**Exercise requirements**
Every record shown here must be duplicated without change.
==== Data supplied ====
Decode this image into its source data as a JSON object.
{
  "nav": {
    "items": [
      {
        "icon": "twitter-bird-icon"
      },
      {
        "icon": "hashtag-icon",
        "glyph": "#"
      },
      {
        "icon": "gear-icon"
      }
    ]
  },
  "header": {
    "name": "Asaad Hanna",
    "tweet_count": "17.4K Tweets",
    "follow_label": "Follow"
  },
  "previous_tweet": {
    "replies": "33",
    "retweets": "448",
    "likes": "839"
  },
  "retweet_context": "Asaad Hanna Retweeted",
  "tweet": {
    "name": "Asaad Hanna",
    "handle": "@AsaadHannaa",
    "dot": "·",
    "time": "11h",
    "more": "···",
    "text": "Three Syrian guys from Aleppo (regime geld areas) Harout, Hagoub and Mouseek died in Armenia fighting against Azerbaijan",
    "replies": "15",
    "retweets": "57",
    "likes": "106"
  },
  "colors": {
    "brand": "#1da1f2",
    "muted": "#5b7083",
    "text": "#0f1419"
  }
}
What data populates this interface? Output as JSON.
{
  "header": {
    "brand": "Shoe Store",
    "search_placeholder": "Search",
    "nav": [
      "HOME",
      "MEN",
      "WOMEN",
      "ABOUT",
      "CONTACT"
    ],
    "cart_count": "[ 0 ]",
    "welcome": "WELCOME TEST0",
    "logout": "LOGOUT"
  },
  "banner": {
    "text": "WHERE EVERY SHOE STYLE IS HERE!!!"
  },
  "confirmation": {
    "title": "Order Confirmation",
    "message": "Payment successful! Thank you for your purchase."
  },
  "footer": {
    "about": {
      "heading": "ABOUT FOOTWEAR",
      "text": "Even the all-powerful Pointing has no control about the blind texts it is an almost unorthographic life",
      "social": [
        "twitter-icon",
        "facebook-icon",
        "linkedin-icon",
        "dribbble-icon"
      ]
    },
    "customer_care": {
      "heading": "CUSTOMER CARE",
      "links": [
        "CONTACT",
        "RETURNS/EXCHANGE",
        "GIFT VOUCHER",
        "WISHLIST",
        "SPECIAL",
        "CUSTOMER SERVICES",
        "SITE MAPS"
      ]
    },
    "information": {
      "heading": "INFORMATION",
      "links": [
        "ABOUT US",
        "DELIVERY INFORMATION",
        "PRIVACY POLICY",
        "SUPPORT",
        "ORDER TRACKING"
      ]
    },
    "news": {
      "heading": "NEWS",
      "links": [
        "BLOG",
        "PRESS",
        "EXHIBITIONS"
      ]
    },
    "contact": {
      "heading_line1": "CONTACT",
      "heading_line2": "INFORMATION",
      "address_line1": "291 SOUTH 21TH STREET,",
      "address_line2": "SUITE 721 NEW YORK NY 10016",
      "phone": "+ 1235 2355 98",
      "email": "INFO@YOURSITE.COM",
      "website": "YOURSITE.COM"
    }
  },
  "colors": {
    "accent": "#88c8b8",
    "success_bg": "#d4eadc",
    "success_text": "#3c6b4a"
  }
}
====
**Response**
Decode this image into its source data as a JSON object.
{
  "nav": {
    "items": [
      {
        "icon": "twitter-bird-icon"
      },
      {
        "icon": "hashtag-icon",
        "glyph": "#"
      },
      {
        "icon": "gear-icon"
      }
    ]
  },
  "header": {
    "name": "Asaad Hanna",
    "tweet_count": "17.4K Tweets",
    "follow_label": "Follow"
  },
  "previous_tweet": {
    "replies": "33",
    "retweets": "448",
    "likes": "839"
  },
  "retweet_context": "Asaad Hanna Retweeted",
  "tweet": {
    "name": "Asaad Hanna",
    "handle": "@AsaadHannaa",
    "dot": "·",
    "time": "11h",
    "more": "···",
    "text": "Three Syrian guys from Aleppo (regime geld areas) Harout, Hagoub and Mouseek died in Armenia fighting against Azerbaijan",
    "replies": "15",
    "retweets": "57",
    "likes": "106"
  },
  "colors": {
    "brand": "#1da1f2",
    "muted": "#5b7083",
    "text": "#0f1419"
  }
}
What data populates this interface? Output as JSON.
{
  "header": {
    "brand": "Shoe Store",
    "search_placeholder": "Search",
    "nav": [
      "HOME",
      "MEN",
      "WOMEN",
      "ABOUT",
      "CONTACT"
    ],
    "cart_count": "[ 0 ]",
    "welcome": "WELCOME TEST0",
    "logout": "LOGOUT"
  },
  "banner": {
    "text": "WHERE EVERY SHOE STYLE IS HERE!!!"
  },
  "confirmation": {
    "title": "Order Confirmation",
    "message": "Payment successful! Thank you for your purchase."
  },
  "footer": {
    "about": {
      "heading": "ABOUT FOOTWEAR",
      "text": "Even the all-powerful Pointing has no control about the blind texts it is an almost unorthographic life",
      "social": [
        "twitter-icon",
        "facebook-icon",
        "linkedin-icon",
        "dribbble-icon"
      ]
    },
    "customer_care": {
      "heading": "CUSTOMER CARE",
      "links": [
        "CONTACT",
        "RETURNS/EXCHANGE",
        "GIFT VOUCHER",
        "WISHLIST",
        "SPECIAL",
        "CUSTOMER SERVICES",
        "SITE MAPS"
      ]
    },
    "information": {
      "heading": "INFORMATION",
      "links": [
        "ABOUT US",
        "DELIVERY INFORMATION",
        "PRIVACY POLICY",
        "SUPPORT",
        "ORDER TRACKING"
      ]
    },
    "news": {
      "heading": "NEWS",
      "links": [
        "BLOG",
        "PRESS",
        "EXHIBITIONS"
      ]
    },
    "contact": {
      "heading_line1": "CONTACT",
      "heading_line2": "INFORMATION",
      "address_line1": "291 SOUTH 21TH STREET,",
      "address_line2": "SUITE 721 NEW YORK NY 10016",
      "phone": "+ 1235 2355 98",
      "email": "INFO@YOURSITE.COM",
      "website": "YOURSITE.COM"
    }
  },
  "colors": {
    "accent": "#88c8b8",
    "success_bg": "#d4eadc",
    "success_text": "#3c6b4a"
  }
}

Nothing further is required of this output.